Are you struggling to pay off one or more credit cards? High interest rates, fees and penalties can sometimes make credit card debt seem never-ending, even if you stop using the card, but there are always options.
Read these 7 tips to help you pay off your plastic and break the debt cycle sooner.
1. Create a budget
Having a clear idea of where your money's going can help you to cut out the less necessary expenses so you'll have more money left over each month.
This could help you to cover your credit card repayments as well as make sure you have enough money for essential purchases, so you won't have to keep relying on your credit card and make your debt worse.
2. Make more than the minimum repayment
If you're only paying the minimum payment on your cards each month, your credit card debt will take longer to pay off and will be larger, because of interest. If you're only paying back 2% to 3% of the balance, this might only cover the interest added and not the existing debt.
If you can comfortably afford to pay more than the minimum, your debt could be shifted much sooner and you'll pay less overall.
3. Pay off the highest interest card first

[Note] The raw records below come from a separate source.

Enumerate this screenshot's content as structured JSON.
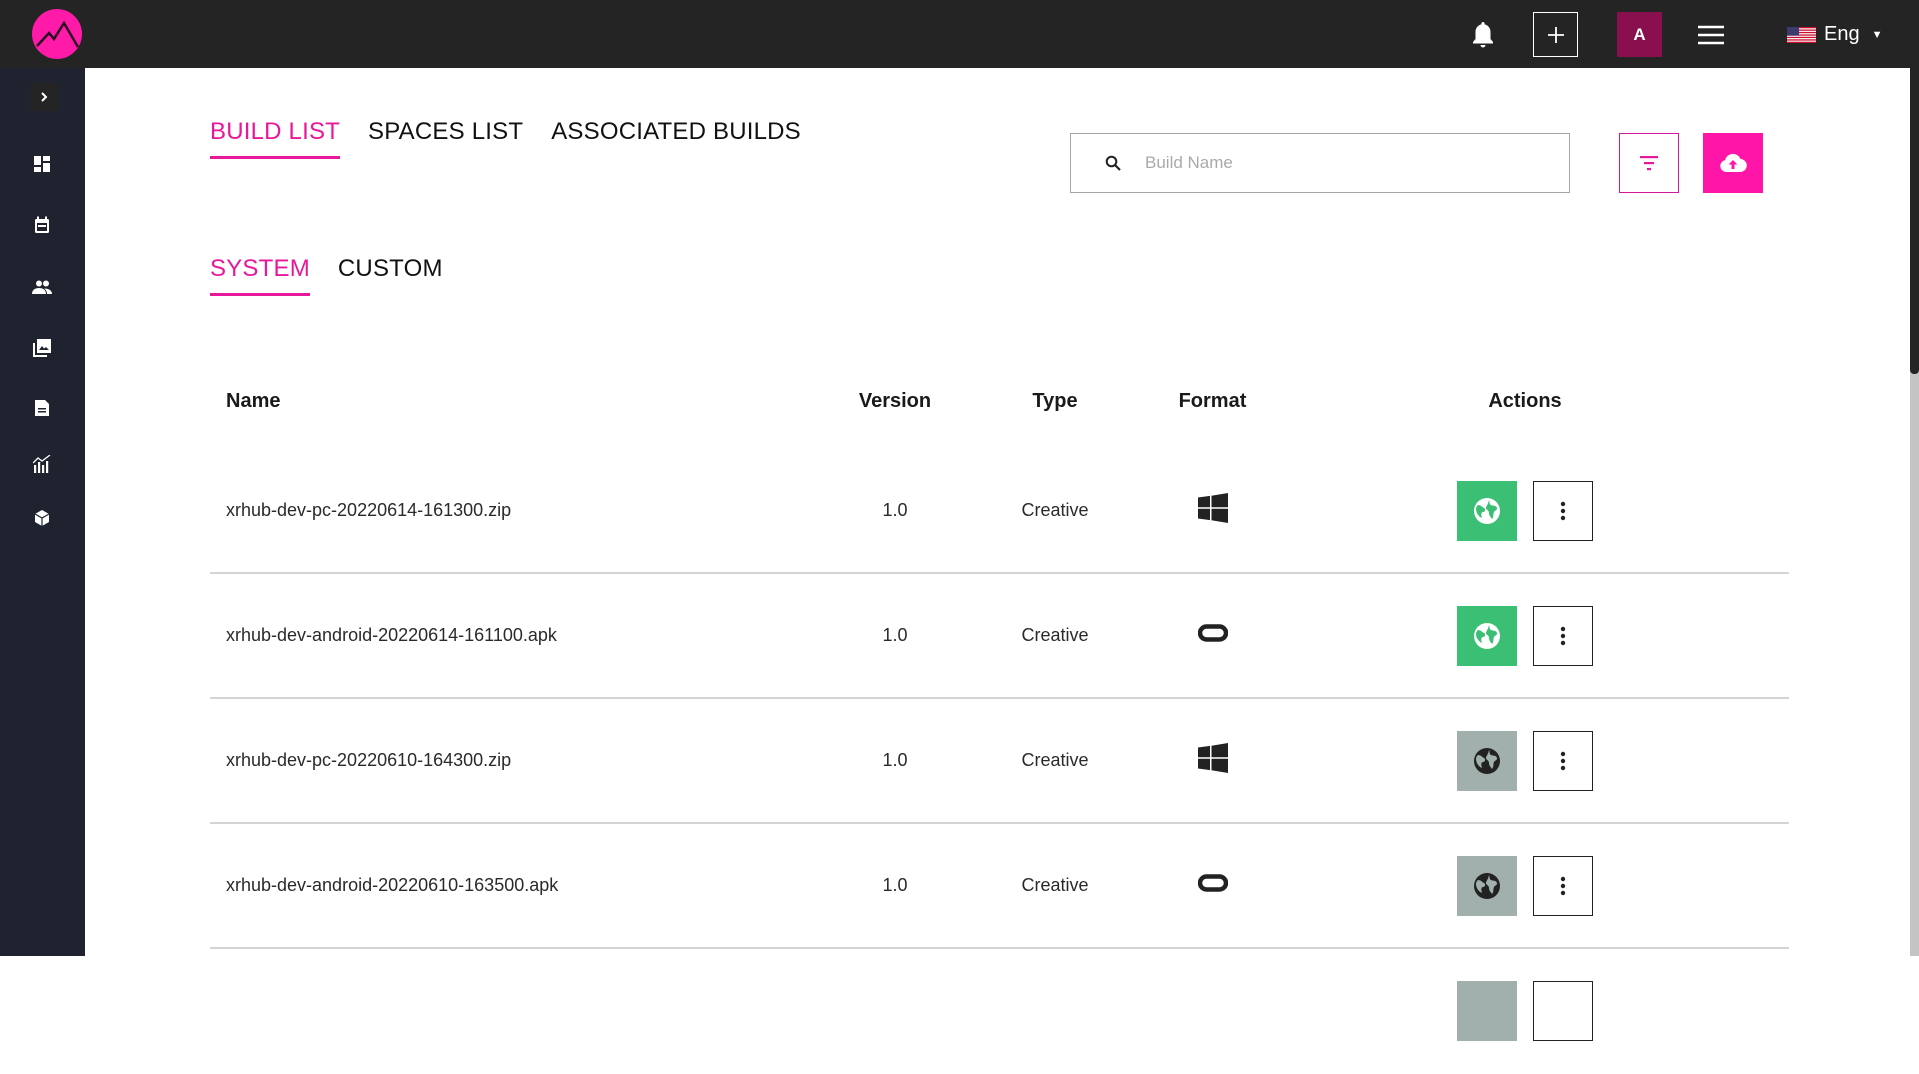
{
  "header": {
    "logo_label": "App logo",
    "notifications_icon": "bell-icon",
    "add_icon": "plus-icon",
    "avatar_initial": "A",
    "menu_icon": "hamburger-icon",
    "language": "Eng",
    "language_flag": "us-flag-icon"
  },
  "sidebar": {
    "toggle_icon": "chevron-right-icon",
    "items": [
      {
        "name": "dashboard",
        "icon": "dashboard-icon"
      },
      {
        "name": "calendar",
        "icon": "calendar-icon"
      },
      {
        "name": "users",
        "icon": "users-icon"
      },
      {
        "name": "gallery",
        "icon": "gallery-icon"
      },
      {
        "name": "documents",
        "icon": "document-icon"
      },
      {
        "name": "analytics",
        "icon": "analytics-icon"
      },
      {
        "name": "builds",
        "icon": "cube-icon"
      }
    ]
  },
  "main": {
    "tabs": [
      {
        "label": "BUILD LIST",
        "active": true
      },
      {
        "label": "SPACES LIST",
        "active": false
      },
      {
        "label": "ASSOCIATED BUILDS",
        "active": false
      }
    ],
    "search": {
      "placeholder": "Build Name",
      "value": ""
    },
    "filter_icon": "filter-icon",
    "upload_icon": "cloud-upload-icon",
    "sub_tabs": [
      {
        "label": "SYSTEM",
        "active": true
      },
      {
        "label": "CUSTOM",
        "active": false
      }
    ],
    "table": {
      "columns": [
        "Name",
        "Version",
        "Type",
        "Format",
        "Actions"
      ],
      "rows": [
        {
          "name": "xrhub-dev-pc-20220614-161300.zip",
          "version": "1.0",
          "type": "Creative",
          "format": "windows",
          "published": true
        },
        {
          "name": "xrhub-dev-android-20220614-161100.apk",
          "version": "1.0",
          "type": "Creative",
          "format": "oculus",
          "published": true
        },
        {
          "name": "xrhub-dev-pc-20220610-164300.zip",
          "version": "1.0",
          "type": "Creative",
          "format": "windows",
          "published": false
        },
        {
          "name": "xrhub-dev-android-20220610-163500.apk",
          "version": "1.0",
          "type": "Creative",
          "format": "oculus",
          "published": false
        },
        {
          "name": "",
          "version": "",
          "type": "",
          "format": "",
          "published": false
        }
      ]
    }
  },
  "colors": {
    "accent": "#e8189b",
    "upload_bg": "#ff16a8",
    "published": "#3bbf74",
    "unpublished": "#a2b0ad",
    "topbar": "#242424",
    "sidebar": "#1f2330",
    "avatar": "#8a0f4f"
  }
}
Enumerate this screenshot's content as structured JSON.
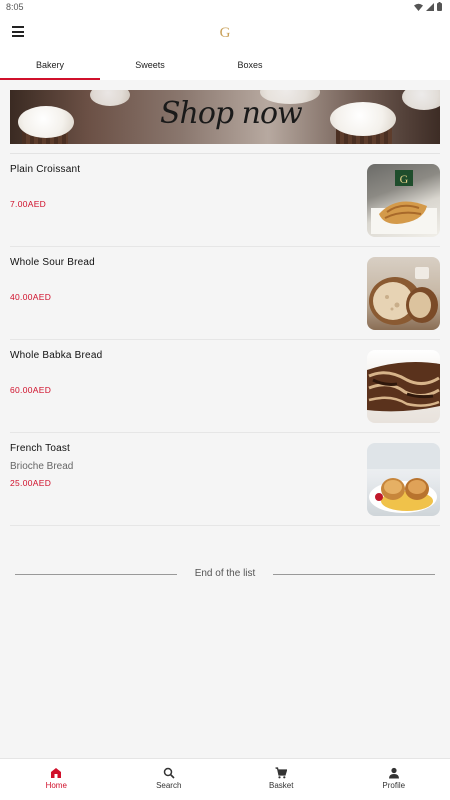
{
  "status": {
    "time": "8:05"
  },
  "app": {
    "logo_letter": "G"
  },
  "tabs": [
    {
      "label": "Bakery",
      "active": true
    },
    {
      "label": "Sweets",
      "active": false
    },
    {
      "label": "Boxes",
      "active": false
    }
  ],
  "banner": {
    "text": "Shop now"
  },
  "products": [
    {
      "name": "Plain Croissant",
      "subtitle": "",
      "price": "7.00AED",
      "image_icon": "croissant-image"
    },
    {
      "name": "Whole Sour Bread",
      "subtitle": "",
      "price": "40.00AED",
      "image_icon": "sourdough-image"
    },
    {
      "name": "Whole Babka Bread",
      "subtitle": "",
      "price": "60.00AED",
      "image_icon": "babka-image"
    },
    {
      "name": "French Toast",
      "subtitle": "Brioche Bread",
      "price": "25.00AED",
      "image_icon": "french-toast-image"
    }
  ],
  "end_of_list": "End of the list",
  "bottom_nav": [
    {
      "label": "Home",
      "icon": "home-icon",
      "active": true
    },
    {
      "label": "Search",
      "icon": "search-icon",
      "active": false
    },
    {
      "label": "Basket",
      "icon": "cart-icon",
      "active": false
    },
    {
      "label": "Profile",
      "icon": "person-icon",
      "active": false
    }
  ],
  "colors": {
    "accent": "#d0102b",
    "logo_gold": "#c9a15a"
  }
}
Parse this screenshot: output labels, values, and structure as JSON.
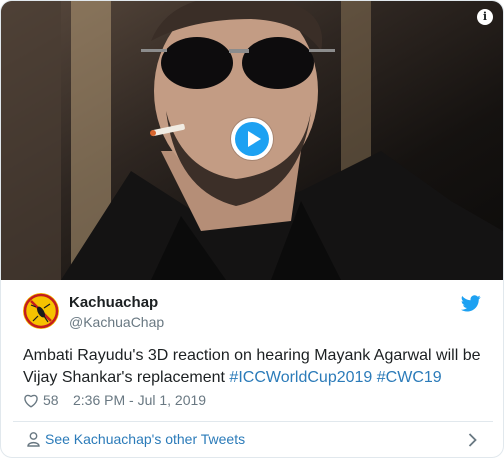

If you're paying off multiple cards, you can save money in the long term by prioritising payments on the card with the highest interest rate or fees. It's still important to meet your monthly repayments on all cards, or you could face penalties.
Once you've paid off a card, consider closing that account so you won't be tempted to use it again.
4. Use your savings
Trying to save while you're paying off debts could mean you're losing money if the interest you're paying on credit cards is higher than what you're earning in your savings account.
While it's recommended that you have enough savings to cover several months of expenses in case an emergency happens, paying off debts should be prioritised before focusing on long-term savings.
5. Use balance transfers
If you're eligible for a balance transfer credit card, you could lower your repayments by moving your debt into a new card with a lower rate.
However, these cards may revert to a high interest rate after the introductory period is over – so if you're still in debt by that time, you could end up paying more.
6. Consolidate your debt with a loan
An alternative to balance transfers is a debt consolidation loan. This can absorb multiple debts including credit cards and loans into a single monthly repayment with a more affordable payment amount or interest rate.
A financial advisor can let you know if you're eligible for a consolidation loan or other options.
7. Ask for help
You don't have to struggle with credit card debt alone. If you're experiencing financial hardship, credit card companies are obligated to consider requests for assistance, although this may not always be granted. You can also talk to a financial advisor for confidential, obligation-free advice about how to get out of debt.